THE PROBLEM: Copy out each line of the data holding "that".

App and web page records:

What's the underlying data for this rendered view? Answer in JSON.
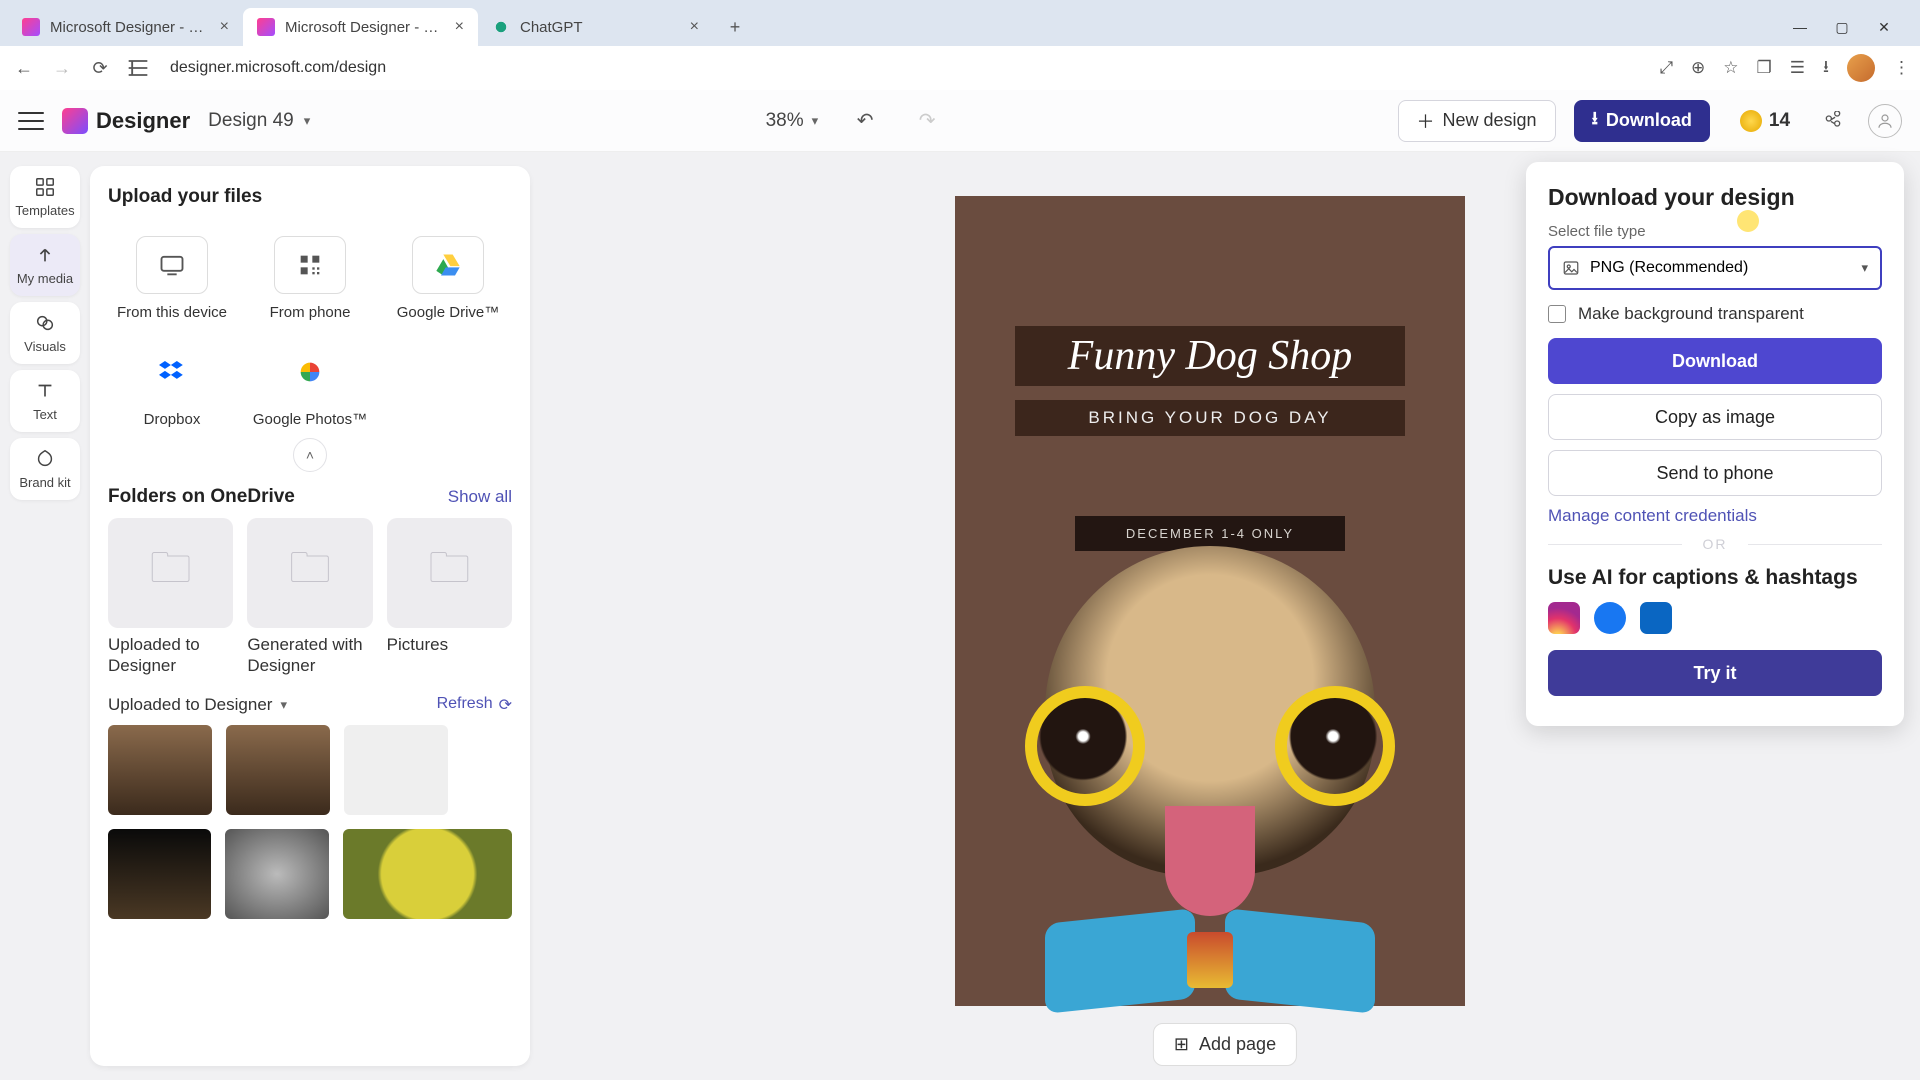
{
  "browser": {
    "tabs": [
      {
        "title": "Microsoft Designer - Stunning"
      },
      {
        "title": "Microsoft Designer - Stunning"
      },
      {
        "title": "ChatGPT"
      }
    ],
    "url": "designer.microsoft.com/design"
  },
  "appbar": {
    "logo_text": "Designer",
    "design_name": "Design 49",
    "zoom": "38%",
    "new_design": "New design",
    "download": "Download",
    "credits": "14"
  },
  "rail": {
    "templates": "Templates",
    "my_media": "My media",
    "visuals": "Visuals",
    "text": "Text",
    "brand_kit": "Brand kit"
  },
  "panel": {
    "upload_heading": "Upload your files",
    "sources": {
      "device": "From this device",
      "phone": "From phone",
      "gdrive": "Google Drive™",
      "dropbox": "Dropbox",
      "gphotos": "Google Photos™"
    },
    "folders_heading": "Folders on OneDrive",
    "show_all": "Show all",
    "folders": [
      "Uploaded to Designer",
      "Generated with Designer",
      "Pictures"
    ],
    "subfolder": "Uploaded to Designer",
    "refresh": "Refresh"
  },
  "canvas": {
    "title": "Funny Dog Shop",
    "subtitle": "BRING YOUR DOG DAY",
    "date_line": "DECEMBER 1-4 ONLY",
    "add_page": "Add page"
  },
  "popover": {
    "heading": "Download your design",
    "select_label": "Select file type",
    "file_type": "PNG (Recommended)",
    "transparent": "Make background transparent",
    "download": "Download",
    "copy": "Copy as image",
    "send": "Send to phone",
    "manage": "Manage content credentials",
    "or": "OR",
    "ai_heading": "Use AI for captions & hashtags",
    "try": "Try it"
  }
}
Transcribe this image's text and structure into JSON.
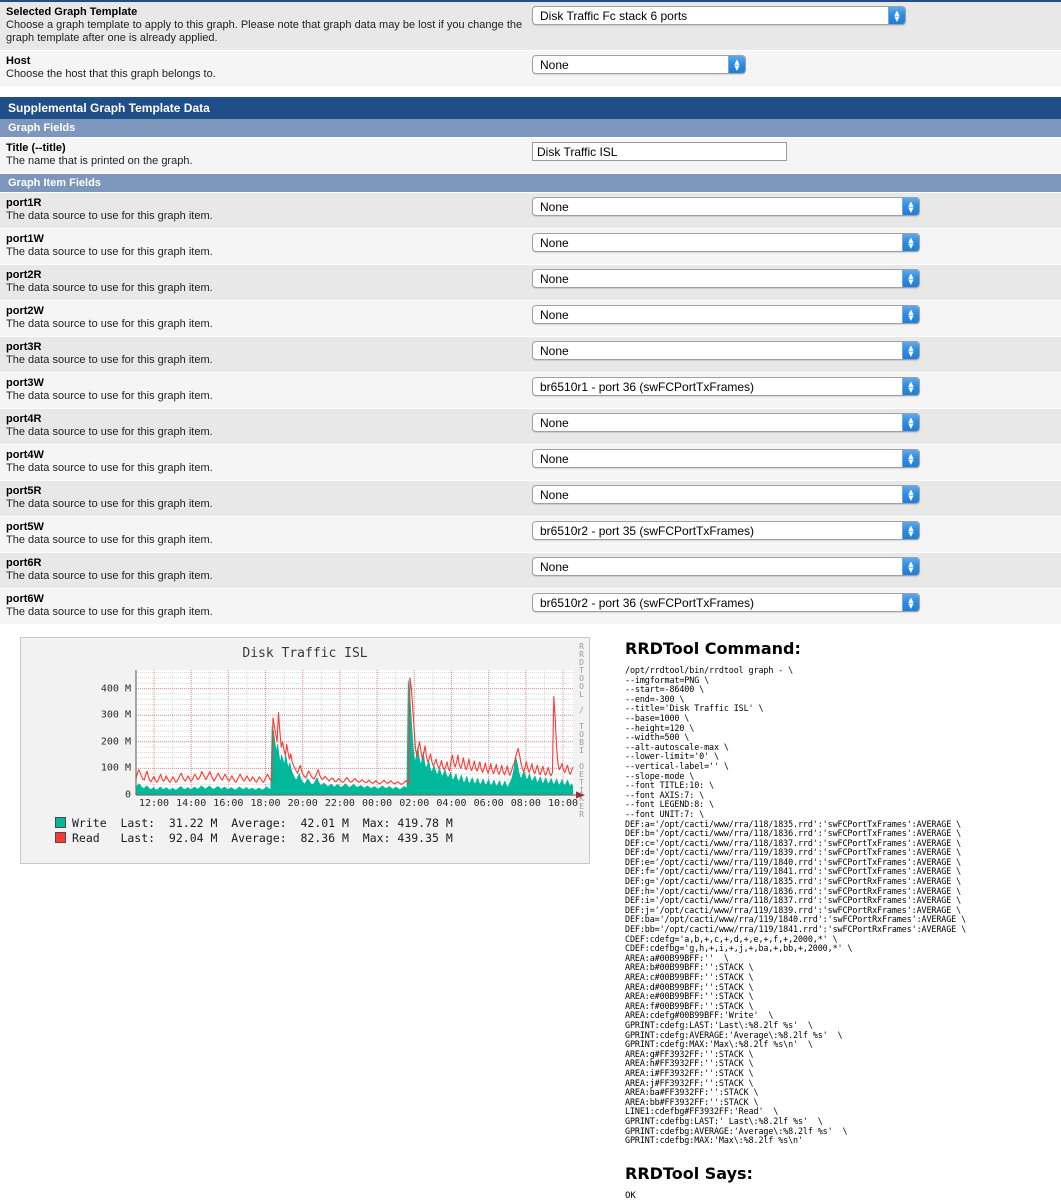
{
  "form": {
    "selected_template": {
      "name": "Selected Graph Template",
      "desc": "Choose a graph template to apply to this graph. Please note that graph data may be lost if you change the graph template after one is already applied.",
      "value": "Disk Traffic Fc stack 6 ports"
    },
    "host": {
      "name": "Host",
      "desc": "Choose the host that this graph belongs to.",
      "value": "None"
    }
  },
  "sections": {
    "supplemental": "Supplemental Graph Template Data",
    "graph_fields": "Graph Fields",
    "graph_item_fields": "Graph Item Fields"
  },
  "title_field": {
    "name": "Title (--title)",
    "desc": "The name that is printed on the graph.",
    "value": "Disk Traffic ISL"
  },
  "item_desc": "The data source to use for this graph item.",
  "items": [
    {
      "name": "port1R",
      "value": "None"
    },
    {
      "name": "port1W",
      "value": "None"
    },
    {
      "name": "port2R",
      "value": "None"
    },
    {
      "name": "port2W",
      "value": "None"
    },
    {
      "name": "port3R",
      "value": "None"
    },
    {
      "name": "port3W",
      "value": "br6510r1 - port 36 (swFCPortTxFrames)"
    },
    {
      "name": "port4R",
      "value": "None"
    },
    {
      "name": "port4W",
      "value": "None"
    },
    {
      "name": "port5R",
      "value": "None"
    },
    {
      "name": "port5W",
      "value": "br6510r2 - port 35 (swFCPortTxFrames)"
    },
    {
      "name": "port6R",
      "value": "None"
    },
    {
      "name": "port6W",
      "value": "br6510r2 - port 36 (swFCPortTxFrames)"
    }
  ],
  "rrdtool": {
    "command_heading": "RRDTool Command:",
    "says_heading": "RRDTool Says:",
    "says_body": "OK",
    "command": "/opt/rrdtool/bin/rrdtool graph - \\\n--imgformat=PNG \\\n--start=-86400 \\\n--end=-300 \\\n--title='Disk Traffic ISL' \\\n--base=1000 \\\n--height=120 \\\n--width=500 \\\n--alt-autoscale-max \\\n--lower-limit='0' \\\n--vertical-label='' \\\n--slope-mode \\\n--font TITLE:10: \\\n--font AXIS:7: \\\n--font LEGEND:8: \\\n--font UNIT:7: \\\nDEF:a='/opt/cacti/www/rra/118/1835.rrd':'swFCPortTxFrames':AVERAGE \\\nDEF:b='/opt/cacti/www/rra/118/1836.rrd':'swFCPortTxFrames':AVERAGE \\\nDEF:c='/opt/cacti/www/rra/118/1837.rrd':'swFCPortTxFrames':AVERAGE \\\nDEF:d='/opt/cacti/www/rra/119/1839.rrd':'swFCPortTxFrames':AVERAGE \\\nDEF:e='/opt/cacti/www/rra/119/1840.rrd':'swFCPortTxFrames':AVERAGE \\\nDEF:f='/opt/cacti/www/rra/119/1841.rrd':'swFCPortTxFrames':AVERAGE \\\nDEF:g='/opt/cacti/www/rra/118/1835.rrd':'swFCPortRxFrames':AVERAGE \\\nDEF:h='/opt/cacti/www/rra/118/1836.rrd':'swFCPortRxFrames':AVERAGE \\\nDEF:i='/opt/cacti/www/rra/118/1837.rrd':'swFCPortRxFrames':AVERAGE \\\nDEF:j='/opt/cacti/www/rra/119/1839.rrd':'swFCPortRxFrames':AVERAGE \\\nDEF:ba='/opt/cacti/www/rra/119/1840.rrd':'swFCPortRxFrames':AVERAGE \\\nDEF:bb='/opt/cacti/www/rra/119/1841.rrd':'swFCPortRxFrames':AVERAGE \\\nCDEF:cdefg='a,b,+,c,+,d,+,e,+,f,+,2000,*' \\\nCDEF:cdefbg='g,h,+,i,+,j,+,ba,+,bb,+,2000,*' \\\nAREA:a#00B99BFF:''  \\\nAREA:b#00B99BFF:'':STACK \\\nAREA:c#00B99BFF:'':STACK \\\nAREA:d#00B99BFF:'':STACK \\\nAREA:e#00B99BFF:'':STACK \\\nAREA:f#00B99BFF:'':STACK \\\nAREA:cdefg#00B99BFF:'Write'  \\\nGPRINT:cdefg:LAST:'Last\\:%8.2lf %s'  \\\nGPRINT:cdefg:AVERAGE:'Average\\:%8.2lf %s'  \\\nGPRINT:cdefg:MAX:'Max\\:%8.2lf %s\\n'  \\\nAREA:g#FF3932FF:'':STACK \\\nAREA:h#FF3932FF:'':STACK \\\nAREA:i#FF3932FF:'':STACK \\\nAREA:j#FF3932FF:'':STACK \\\nAREA:ba#FF3932FF:'':STACK \\\nAREA:bb#FF3932FF:'':STACK \\\nLINE1:cdefbg#FF3932FF:'Read'  \\\nGPRINT:cdefbg:LAST:' Last\\:%8.2lf %s'  \\\nGPRINT:cdefbg:AVERAGE:'Average\\:%8.2lf %s'  \\\nGPRINT:cdefbg:MAX:'Max\\:%8.2lf %s\\n'"
  },
  "chart_data": {
    "type": "area",
    "title": "Disk Traffic ISL",
    "xlabel": "",
    "ylabel": "",
    "watermark": "RRDTOOL / TOBI OETIKER",
    "grid": true,
    "legend_position": "bottom",
    "ylim": [
      0,
      470000000
    ],
    "yticks": [
      0,
      100000000,
      200000000,
      300000000,
      400000000
    ],
    "ytick_labels": [
      "0",
      "100 M",
      "200 M",
      "300 M",
      "400 M"
    ],
    "xtick_labels": [
      "12:00",
      "14:00",
      "16:00",
      "18:00",
      "20:00",
      "22:00",
      "00:00",
      "02:00",
      "04:00",
      "06:00",
      "08:00",
      "10:00"
    ],
    "legend": [
      {
        "name": "Write",
        "color": "#00B99B",
        "last_label": "Last:",
        "last": "31.22 M",
        "average_label": "Average:",
        "average": "42.01 M",
        "max_label": "Max:",
        "max": "419.78 M"
      },
      {
        "name": "Read",
        "color": "#FF3932",
        "last_label": "Last:",
        "last": "92.04 M",
        "average_label": "Average:",
        "average": "82.36 M",
        "max_label": "Max:",
        "max": "439.35 M"
      }
    ],
    "series": [
      {
        "name": "Write",
        "color": "#00B99B",
        "fill": true,
        "values": [
          28,
          35,
          42,
          38,
          30,
          26,
          24,
          30,
          34,
          28,
          22,
          20,
          24,
          28,
          22,
          18,
          20,
          26,
          30,
          24,
          20,
          22,
          28,
          24,
          20,
          18,
          22,
          26,
          22,
          18,
          20,
          24,
          28,
          32,
          26,
          22,
          20,
          24,
          28,
          24,
          20,
          22,
          26,
          30,
          26,
          22,
          24,
          28,
          34,
          30,
          26,
          22,
          26,
          30,
          34,
          28,
          24,
          20,
          24,
          28,
          32,
          28,
          24,
          22,
          26,
          30,
          26,
          22,
          20,
          24,
          28,
          24,
          20,
          18,
          22,
          26,
          30,
          26,
          22,
          20,
          24,
          28,
          24,
          20,
          22,
          26,
          24,
          20,
          18,
          22,
          26,
          24,
          20,
          18,
          22,
          26,
          30,
          26,
          22,
          20,
          260,
          240,
          200,
          160,
          190,
          150,
          120,
          150,
          130,
          110,
          150,
          120,
          100,
          120,
          95,
          80,
          70,
          60,
          55,
          70,
          80,
          60,
          50,
          45,
          40,
          50,
          60,
          55,
          45,
          40,
          38,
          45,
          55,
          65,
          50,
          40,
          35,
          40,
          45,
          40,
          35,
          30,
          35,
          40,
          38,
          32,
          30,
          35,
          40,
          35,
          30,
          28,
          32,
          38,
          42,
          36,
          30,
          28,
          32,
          36,
          40,
          34,
          30,
          28,
          32,
          36,
          32,
          28,
          26,
          30,
          34,
          30,
          26,
          24,
          28,
          32,
          28,
          24,
          22,
          26,
          30,
          34,
          30,
          26,
          24,
          28,
          32,
          28,
          24,
          22,
          26,
          30,
          26,
          22,
          20,
          24,
          28,
          32,
          28,
          24,
          430,
          380,
          300,
          220,
          150,
          120,
          150,
          180,
          140,
          110,
          130,
          160,
          120,
          100,
          110,
          130,
          100,
          85,
          95,
          110,
          90,
          75,
          85,
          100,
          80,
          70,
          80,
          95,
          75,
          65,
          70,
          85,
          65,
          55,
          65,
          80,
          60,
          50,
          60,
          75,
          55,
          45,
          55,
          70,
          50,
          42,
          52,
          65,
          48,
          40,
          50,
          62,
          46,
          38,
          48,
          60,
          44,
          36,
          46,
          58,
          42,
          34,
          44,
          56,
          40,
          32,
          42,
          54,
          38,
          30,
          40,
          52,
          36,
          28,
          38,
          50,
          60,
          80,
          110,
          140,
          120,
          90,
          70,
          60,
          75,
          90,
          70,
          55,
          65,
          80,
          60,
          50,
          60,
          72,
          55,
          45,
          55,
          68,
          50,
          42,
          52,
          64,
          48,
          40,
          50,
          62,
          46,
          38,
          48,
          60,
          44,
          36,
          46,
          58,
          42,
          34,
          44,
          56,
          40,
          32,
          42,
          30
        ]
      },
      {
        "name": "Read",
        "color": "#FF3932",
        "fill": false,
        "values": [
          62,
          80,
          95,
          85,
          70,
          60,
          56,
          75,
          90,
          70,
          55,
          50,
          60,
          70,
          58,
          48,
          52,
          66,
          78,
          62,
          52,
          56,
          72,
          62,
          52,
          48,
          58,
          68,
          58,
          48,
          52,
          62,
          72,
          82,
          68,
          58,
          52,
          62,
          72,
          62,
          52,
          56,
          68,
          78,
          68,
          58,
          62,
          72,
          88,
          78,
          68,
          58,
          68,
          78,
          88,
          72,
          62,
          52,
          62,
          72,
          82,
          72,
          62,
          56,
          68,
          78,
          68,
          58,
          52,
          62,
          72,
          62,
          52,
          48,
          58,
          68,
          78,
          68,
          58,
          52,
          62,
          72,
          62,
          52,
          56,
          68,
          62,
          52,
          48,
          58,
          68,
          62,
          52,
          48,
          58,
          68,
          78,
          68,
          58,
          52,
          290,
          260,
          230,
          200,
          310,
          240,
          180,
          200,
          170,
          150,
          190,
          160,
          135,
          155,
          125,
          110,
          100,
          90,
          82,
          100,
          112,
          88,
          76,
          70,
          64,
          78,
          90,
          82,
          70,
          64,
          60,
          70,
          82,
          95,
          76,
          64,
          58,
          64,
          70,
          64,
          58,
          52,
          58,
          64,
          60,
          52,
          50,
          56,
          62,
          56,
          50,
          48,
          52,
          60,
          66,
          58,
          50,
          48,
          52,
          58,
          62,
          54,
          50,
          48,
          52,
          58,
          52,
          48,
          46,
          50,
          56,
          50,
          46,
          44,
          48,
          54,
          48,
          44,
          42,
          46,
          50,
          56,
          50,
          46,
          44,
          48,
          54,
          48,
          44,
          42,
          46,
          50,
          46,
          42,
          40,
          44,
          48,
          54,
          48,
          44,
          440,
          400,
          330,
          250,
          175,
          145,
          175,
          200,
          165,
          135,
          155,
          185,
          145,
          125,
          135,
          155,
          125,
          110,
          120,
          135,
          115,
          100,
          110,
          130,
          105,
          95,
          105,
          125,
          100,
          90,
          130,
          150,
          120,
          105,
          125,
          150,
          115,
          100,
          115,
          140,
          110,
          95,
          110,
          135,
          105,
          92,
          108,
          128,
          100,
          90,
          105,
          125,
          98,
          85,
          100,
          120,
          95,
          82,
          98,
          118,
          92,
          80,
          95,
          115,
          90,
          78,
          92,
          112,
          88,
          76,
          90,
          110,
          86,
          74,
          88,
          108,
          118,
          140,
          160,
          175,
          150,
          120,
          100,
          88,
          105,
          125,
          100,
          85,
          98,
          118,
          92,
          80,
          95,
          112,
          88,
          76,
          92,
          108,
          85,
          74,
          88,
          104,
          82,
          72,
          86,
          370,
          290,
          180,
          120,
          95,
          105,
          118,
          95,
          85,
          98,
          112,
          88,
          78,
          92,
          105
        ]
      }
    ]
  }
}
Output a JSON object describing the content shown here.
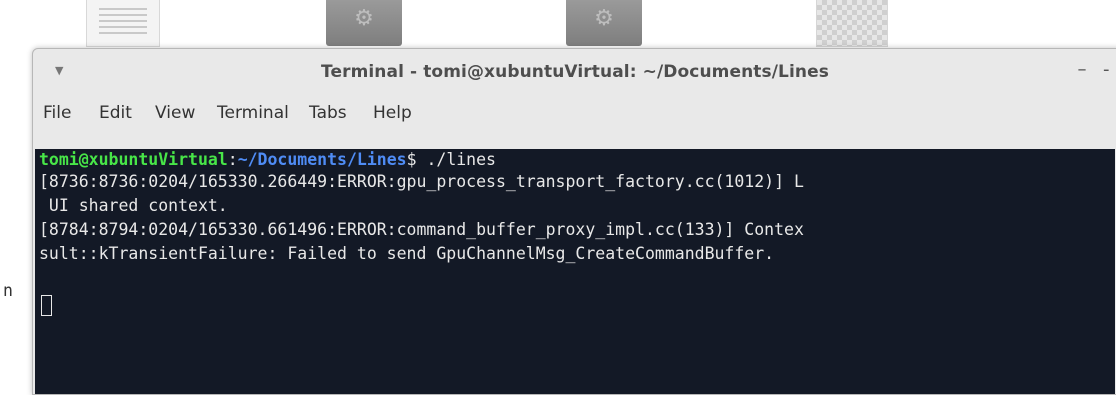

ANSWER SECTION:
      "desc": "Choose a graph template to apply to this graph. Please note that graph data may be lost if you change the graph template after one is already applied.",
      "desc": "Choose the host that this graph belongs to.",
    "desc": "The name that is printed on the graph.",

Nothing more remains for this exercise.